The library has a new printing system this quarter. Please see our notice for information. If you haven't picked up the instructions for the new printers from the reference desk, you can find them get them from the UTS site. Each law student now has $35 on their Pioneer card for printing. Once this new "Uniprint" allotment is spent, you will need to add to your Flex Account. Uniprint money only works for print jobs - it does not work on the copy machines. Flex money works for both, as well as other campus locations and some restaurants.

Sunday, January 20, 2008

Research Tip: Colorado Statutes

Official v. Unofficial

There are two versions of the Colorado statutes:
  • CRS - the “official” Colorado Revised Statutes (the red, soft-cover set, KFC1829.C66 – also on Lexis)
  • CRSA - West’s Colorado Revised Statues Annotated (the blue, hard-back set, KFC1830.1989.A2 – also on Westlaw).
If there is a choice or any discrepancy, Colo. Rev. Stat. is the version that should be cited. (See Bluebook Rule 12.2.1.a.)
How are they different?
The two versions are published differently, so one set might be more current in print than the other. The volumes of the Colorado Revised Statutes (Colo. Rev. Stat.) are published annually in softbound volumes. West’s Colorado Revised Statutes Annotated (Colo. Rev. Stat. Ann) is updated by pocket parts (updating pamphlets found in the back of the volume) and, sometimes, soft-bound cumulative supplements.
Why check both versions?
The statutory text found in both versions is the same, but there may be different cases or references to other resources in the annotations. A quick look at both versions can save you time locating key cases that interpret the statute.

By Patty Wellinger, originally e-mailed to 1Ls 9/13/07

Research Tip: Types of Legal Authority
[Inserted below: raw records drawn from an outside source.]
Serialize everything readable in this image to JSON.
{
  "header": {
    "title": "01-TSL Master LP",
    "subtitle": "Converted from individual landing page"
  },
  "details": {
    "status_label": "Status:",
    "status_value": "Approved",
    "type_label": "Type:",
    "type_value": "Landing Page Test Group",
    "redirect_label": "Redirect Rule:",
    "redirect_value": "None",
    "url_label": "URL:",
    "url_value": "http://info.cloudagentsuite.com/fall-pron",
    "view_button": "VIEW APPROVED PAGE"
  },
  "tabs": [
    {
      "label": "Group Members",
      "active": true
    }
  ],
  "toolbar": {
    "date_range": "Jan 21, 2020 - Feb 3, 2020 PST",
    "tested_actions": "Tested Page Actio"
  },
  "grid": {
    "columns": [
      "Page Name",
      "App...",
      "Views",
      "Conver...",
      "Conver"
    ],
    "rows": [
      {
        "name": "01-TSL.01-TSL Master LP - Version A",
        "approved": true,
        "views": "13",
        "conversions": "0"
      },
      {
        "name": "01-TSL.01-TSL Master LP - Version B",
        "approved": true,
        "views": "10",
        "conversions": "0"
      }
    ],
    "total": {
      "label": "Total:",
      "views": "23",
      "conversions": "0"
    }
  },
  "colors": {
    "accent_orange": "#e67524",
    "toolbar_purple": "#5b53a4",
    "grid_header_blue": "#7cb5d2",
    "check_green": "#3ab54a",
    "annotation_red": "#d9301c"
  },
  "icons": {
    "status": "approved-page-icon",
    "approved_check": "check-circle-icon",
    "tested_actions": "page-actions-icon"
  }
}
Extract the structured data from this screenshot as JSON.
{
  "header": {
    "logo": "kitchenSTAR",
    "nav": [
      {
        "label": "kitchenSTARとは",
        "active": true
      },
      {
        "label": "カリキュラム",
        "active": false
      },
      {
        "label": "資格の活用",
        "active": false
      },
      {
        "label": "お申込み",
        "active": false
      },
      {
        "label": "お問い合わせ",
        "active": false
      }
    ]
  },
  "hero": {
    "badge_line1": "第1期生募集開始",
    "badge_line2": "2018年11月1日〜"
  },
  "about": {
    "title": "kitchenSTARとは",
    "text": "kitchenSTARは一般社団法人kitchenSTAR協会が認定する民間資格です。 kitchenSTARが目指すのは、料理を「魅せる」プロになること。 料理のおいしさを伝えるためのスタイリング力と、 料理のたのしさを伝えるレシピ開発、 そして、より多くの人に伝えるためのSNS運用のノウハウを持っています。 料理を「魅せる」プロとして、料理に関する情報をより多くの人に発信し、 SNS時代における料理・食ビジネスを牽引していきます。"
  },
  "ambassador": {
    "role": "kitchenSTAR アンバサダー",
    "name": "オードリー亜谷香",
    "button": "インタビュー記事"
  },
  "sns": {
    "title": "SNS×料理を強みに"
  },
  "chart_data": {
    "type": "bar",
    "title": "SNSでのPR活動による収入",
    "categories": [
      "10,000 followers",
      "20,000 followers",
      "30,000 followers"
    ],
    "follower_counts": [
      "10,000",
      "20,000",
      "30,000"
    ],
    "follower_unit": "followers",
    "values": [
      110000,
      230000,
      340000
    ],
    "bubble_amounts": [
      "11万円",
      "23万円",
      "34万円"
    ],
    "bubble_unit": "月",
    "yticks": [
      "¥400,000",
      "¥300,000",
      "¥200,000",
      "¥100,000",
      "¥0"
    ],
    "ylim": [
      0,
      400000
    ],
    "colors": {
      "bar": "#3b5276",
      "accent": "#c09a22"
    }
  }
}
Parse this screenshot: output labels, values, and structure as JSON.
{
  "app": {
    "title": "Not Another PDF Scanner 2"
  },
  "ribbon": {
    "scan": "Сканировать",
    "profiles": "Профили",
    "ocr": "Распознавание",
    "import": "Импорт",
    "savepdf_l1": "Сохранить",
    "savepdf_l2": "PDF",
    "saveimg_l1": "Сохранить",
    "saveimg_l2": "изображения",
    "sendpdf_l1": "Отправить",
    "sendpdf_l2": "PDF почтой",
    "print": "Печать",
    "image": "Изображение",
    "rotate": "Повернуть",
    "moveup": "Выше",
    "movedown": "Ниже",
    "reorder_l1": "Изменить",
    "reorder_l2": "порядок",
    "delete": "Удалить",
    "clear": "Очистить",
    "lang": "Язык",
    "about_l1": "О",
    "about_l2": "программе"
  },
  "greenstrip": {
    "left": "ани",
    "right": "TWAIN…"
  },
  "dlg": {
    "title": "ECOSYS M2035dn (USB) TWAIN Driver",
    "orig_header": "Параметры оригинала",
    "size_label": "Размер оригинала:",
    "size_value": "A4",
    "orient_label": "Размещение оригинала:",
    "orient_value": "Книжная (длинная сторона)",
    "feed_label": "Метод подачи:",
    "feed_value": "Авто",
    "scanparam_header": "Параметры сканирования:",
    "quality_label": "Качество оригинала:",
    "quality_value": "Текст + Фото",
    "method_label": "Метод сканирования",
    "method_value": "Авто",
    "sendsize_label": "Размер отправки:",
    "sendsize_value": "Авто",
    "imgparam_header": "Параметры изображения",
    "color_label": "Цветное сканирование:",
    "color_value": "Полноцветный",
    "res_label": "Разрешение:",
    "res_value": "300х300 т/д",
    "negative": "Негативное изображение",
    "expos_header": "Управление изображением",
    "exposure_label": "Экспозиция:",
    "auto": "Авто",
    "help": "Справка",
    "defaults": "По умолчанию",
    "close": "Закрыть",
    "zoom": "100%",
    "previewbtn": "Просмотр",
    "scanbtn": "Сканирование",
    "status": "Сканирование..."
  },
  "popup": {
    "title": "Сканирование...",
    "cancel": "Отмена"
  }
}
As you begin to do legal research it is important to know the difference between primary or secondary authority and mandatory or persuasive authority.

Primary authority or sources include the actual rules of law created by a governmental body– constitutions, statutes and codes (from the legislature), case opinions (from the courts) and regulations (from administrative agencies). These materials may be generated from the local, state or federal level.

Secondary authority or sources include materials that explain or comment on areas of law such as articles, treatises, hornbooks or legal encyclopedias. Secondary authority is useful in helping you understand a particular legal topic or as a means of finding the primary resources since there are often citations in the text or footnotes. Secondary authority is usually not cited in a brief because it is only persuasive, meaning that the court is not required to follow the analysis.

Primary authority such as cases or statutes may be mandatory or binding if they are from your jurisdiction or they may be merely persuasive if from another jurisdiction. For example – in a Colorado state court case, Colorado Supreme Court opinions are binding; but if there is no applicable Colorado case law you might cite a California case to try to persuade the judge to rule in a similar way.

By Patty Wellinger, originally e-mailed to 1Ls 9/18/07

Research Tip: Reporters

What is a reporter?

Reporters are the books where case opinions are published or reported. Cases are printed in chronological order, so you need to already have a citation to locate a case in a reporter.
What about jurisdiction?
Reporters are available for individual states (California Reporter) or regions of the country (Pacific Reporter – 15 states including Colorado). There are also reporters for the different levels of federal courts:
  • District
    • Federal Supplement
  • Courts of Appeals
    • Federal Reporter
  • U.S. Supreme Court
    • United States Reports (U.S.),
    • United State’s Supreme Court Reporter (S.Ct.)
    • United States Supreme Court Reports, Lawyer’s Edition, (L.Ed.)

What are the parts of a citation?

Brooke v. Restaurant Servs., 906 P.2d 66 (Colo. 1995).

Volume => 906

Reporter => P

Series =>2d

Page => 66

State => Colo.

Date => 1995

What is a series?
A new series is created when a reporter reaches a certain number of volumes. For example, when the Pacific Reporter, Second Series (2d) reached 999 volumes, the Pacific Reporter, Third Series (3d) was created and started with volume 1.

By Patty Wellinger, originally e-mailed to 1Ls 10/5/07